People who only exercise at weekends are 30% less likely to die early
Adults are advised to do 150 minutes of moderate workout each week to stay fit
Exercising just once or twice a week in middle-age slashes the risk of an early death, a major study has found.
‘Weekend warriors’ – those who are too busy to keep fit during the week – reduce their risk of dying from any cause by 30 per cent.
While those who make time to attend the gym or go for a jog each day only reap an extra five per cent benefit.
The findings, based on health data from more than 63,000 British adults, offers hope to the many adults in their 40s, 50s and 60s who exercise on Saturdays and Sundays.
The British Health Service (NHS) and World Health Organisation recommend people each week do at least 150 minutes of moderate exercise such as cycling, walking or gardening, or 75 minutes of vigorous exercise such as running.
But the new study suggests that as long as people exercise at least once a week, even if they do not hit these targets, their chance of an early death is significantly reduced.
Those who do the full allocation of recommended exercise tend to be even healthier – but of these people it makes very little difference if they cram it all into one or two sessions or split it up into daily sessions.
The new study, by researchers at Loughborough University, Harvard Medical School in the United States (U.S.), and Sydney University in Australia, suggests cramming weekly exercise into just one or two sessions is almost as good as exercising more regularly.
The team, whose results are published in the JAMA Internal Medicine journal, tracked people over the age of 40 for an average nine years.
They found people who exercised regularly – defined as more than three times a week – were 35 per cent less likely to die from any cause in the study period than those who were completely inactive.
‘Weekend warriors’ – those who exercised once or twice a week and still hit the guidelines – were 30 per cent less likely than inactive people to die.
Those who exercised one or twice a week, but did not hit the guidelines, were 34 per cent less like to die. When they analysed deaths broken up according to specific diseases, the team found similar trends.
Compared with those who do no exercise, regular exercisers reduced their risk of death from cancer by 21 per cent, weekend warriors by 18 per cent, and those who exercised at least once a week but did not hit the target by 17 per cent.

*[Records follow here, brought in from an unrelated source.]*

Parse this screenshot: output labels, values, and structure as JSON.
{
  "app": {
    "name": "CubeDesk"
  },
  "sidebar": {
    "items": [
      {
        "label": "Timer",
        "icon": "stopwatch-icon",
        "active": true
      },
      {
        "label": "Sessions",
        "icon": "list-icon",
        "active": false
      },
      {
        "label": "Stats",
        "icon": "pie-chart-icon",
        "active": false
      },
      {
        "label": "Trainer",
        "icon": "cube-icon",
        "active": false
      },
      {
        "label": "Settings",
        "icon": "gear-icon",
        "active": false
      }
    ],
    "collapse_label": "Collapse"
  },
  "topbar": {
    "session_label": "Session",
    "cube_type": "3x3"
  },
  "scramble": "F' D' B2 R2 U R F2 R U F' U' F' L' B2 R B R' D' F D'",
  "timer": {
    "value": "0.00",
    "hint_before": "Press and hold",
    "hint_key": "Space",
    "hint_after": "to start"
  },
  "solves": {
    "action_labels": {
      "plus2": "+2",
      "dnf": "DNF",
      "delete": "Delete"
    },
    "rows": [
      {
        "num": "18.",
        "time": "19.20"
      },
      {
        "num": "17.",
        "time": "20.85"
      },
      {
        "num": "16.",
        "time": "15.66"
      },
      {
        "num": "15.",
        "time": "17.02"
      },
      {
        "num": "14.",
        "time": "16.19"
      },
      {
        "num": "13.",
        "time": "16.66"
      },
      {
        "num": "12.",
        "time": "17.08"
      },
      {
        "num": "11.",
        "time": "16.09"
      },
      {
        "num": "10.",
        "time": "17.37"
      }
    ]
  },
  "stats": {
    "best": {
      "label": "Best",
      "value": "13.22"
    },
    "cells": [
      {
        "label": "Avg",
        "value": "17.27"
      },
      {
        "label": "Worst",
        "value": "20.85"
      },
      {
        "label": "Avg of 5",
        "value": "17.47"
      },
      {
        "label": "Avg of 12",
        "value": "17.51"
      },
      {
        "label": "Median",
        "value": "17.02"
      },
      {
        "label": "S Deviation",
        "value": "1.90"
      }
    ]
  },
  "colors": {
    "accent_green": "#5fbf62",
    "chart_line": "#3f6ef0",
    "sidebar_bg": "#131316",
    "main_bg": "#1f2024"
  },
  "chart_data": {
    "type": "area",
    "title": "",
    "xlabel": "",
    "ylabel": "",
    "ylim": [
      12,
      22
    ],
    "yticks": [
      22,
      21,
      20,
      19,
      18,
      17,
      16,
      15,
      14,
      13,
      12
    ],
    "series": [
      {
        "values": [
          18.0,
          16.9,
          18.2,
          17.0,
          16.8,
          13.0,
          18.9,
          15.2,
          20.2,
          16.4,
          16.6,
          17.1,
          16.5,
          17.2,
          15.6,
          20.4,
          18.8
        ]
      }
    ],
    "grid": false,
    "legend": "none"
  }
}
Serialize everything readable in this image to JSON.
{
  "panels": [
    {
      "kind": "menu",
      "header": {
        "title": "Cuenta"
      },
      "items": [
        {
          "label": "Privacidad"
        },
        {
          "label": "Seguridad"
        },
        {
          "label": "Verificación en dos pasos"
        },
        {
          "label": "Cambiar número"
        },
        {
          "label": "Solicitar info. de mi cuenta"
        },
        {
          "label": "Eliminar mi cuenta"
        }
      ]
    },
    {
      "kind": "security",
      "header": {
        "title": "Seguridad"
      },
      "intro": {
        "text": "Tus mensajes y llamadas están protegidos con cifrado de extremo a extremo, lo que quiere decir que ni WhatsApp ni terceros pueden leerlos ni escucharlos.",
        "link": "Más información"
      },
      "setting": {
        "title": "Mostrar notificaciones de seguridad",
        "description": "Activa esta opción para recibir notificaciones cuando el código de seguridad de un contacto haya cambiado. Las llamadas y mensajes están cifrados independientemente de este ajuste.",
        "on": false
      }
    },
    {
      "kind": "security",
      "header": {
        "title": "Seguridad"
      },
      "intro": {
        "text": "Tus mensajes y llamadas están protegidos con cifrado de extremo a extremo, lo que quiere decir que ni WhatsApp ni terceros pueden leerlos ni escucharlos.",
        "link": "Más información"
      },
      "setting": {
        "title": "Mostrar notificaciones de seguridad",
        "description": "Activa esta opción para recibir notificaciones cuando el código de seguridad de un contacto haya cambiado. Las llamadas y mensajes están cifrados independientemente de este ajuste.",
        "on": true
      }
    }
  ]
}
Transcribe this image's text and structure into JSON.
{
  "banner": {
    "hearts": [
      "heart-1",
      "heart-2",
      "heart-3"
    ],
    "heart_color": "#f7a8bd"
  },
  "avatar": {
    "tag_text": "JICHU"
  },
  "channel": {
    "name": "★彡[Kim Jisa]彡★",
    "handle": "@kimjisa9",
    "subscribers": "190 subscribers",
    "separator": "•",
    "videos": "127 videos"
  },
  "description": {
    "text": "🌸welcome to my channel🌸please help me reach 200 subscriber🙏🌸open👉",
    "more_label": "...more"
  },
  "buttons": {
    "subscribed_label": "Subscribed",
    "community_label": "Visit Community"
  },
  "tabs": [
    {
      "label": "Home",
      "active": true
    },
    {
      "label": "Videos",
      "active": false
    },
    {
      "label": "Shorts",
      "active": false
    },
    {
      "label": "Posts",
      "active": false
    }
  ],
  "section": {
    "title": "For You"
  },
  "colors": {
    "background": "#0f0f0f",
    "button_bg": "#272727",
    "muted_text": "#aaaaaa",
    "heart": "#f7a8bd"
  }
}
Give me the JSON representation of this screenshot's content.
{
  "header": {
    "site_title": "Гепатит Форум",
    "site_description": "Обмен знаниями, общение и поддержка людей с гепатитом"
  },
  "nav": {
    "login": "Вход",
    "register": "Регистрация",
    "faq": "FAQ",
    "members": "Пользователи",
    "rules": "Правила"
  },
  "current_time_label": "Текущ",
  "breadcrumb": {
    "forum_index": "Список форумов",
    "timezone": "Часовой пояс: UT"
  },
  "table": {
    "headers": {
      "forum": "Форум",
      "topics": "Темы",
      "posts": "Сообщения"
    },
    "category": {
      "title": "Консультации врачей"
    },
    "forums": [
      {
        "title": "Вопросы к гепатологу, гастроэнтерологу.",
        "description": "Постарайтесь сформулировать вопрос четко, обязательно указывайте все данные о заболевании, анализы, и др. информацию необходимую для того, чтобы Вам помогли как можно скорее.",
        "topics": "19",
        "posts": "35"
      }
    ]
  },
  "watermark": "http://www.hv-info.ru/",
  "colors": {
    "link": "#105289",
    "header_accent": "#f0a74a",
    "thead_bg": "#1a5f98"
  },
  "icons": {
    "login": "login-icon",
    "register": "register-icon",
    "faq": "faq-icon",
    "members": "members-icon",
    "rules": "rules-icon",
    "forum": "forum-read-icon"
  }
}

Looking at deaths from cardiovascular disease, regular exercisers were 41 per cent less likely to die, weekend warriors 40 per cent less and those who exercised but did not hit targets also 40 per cent less.
A particularly encouraging finding was that a physical activity frequency as low as one or two sessions per week was associated with lower mortality risks, even in the insufficiently active.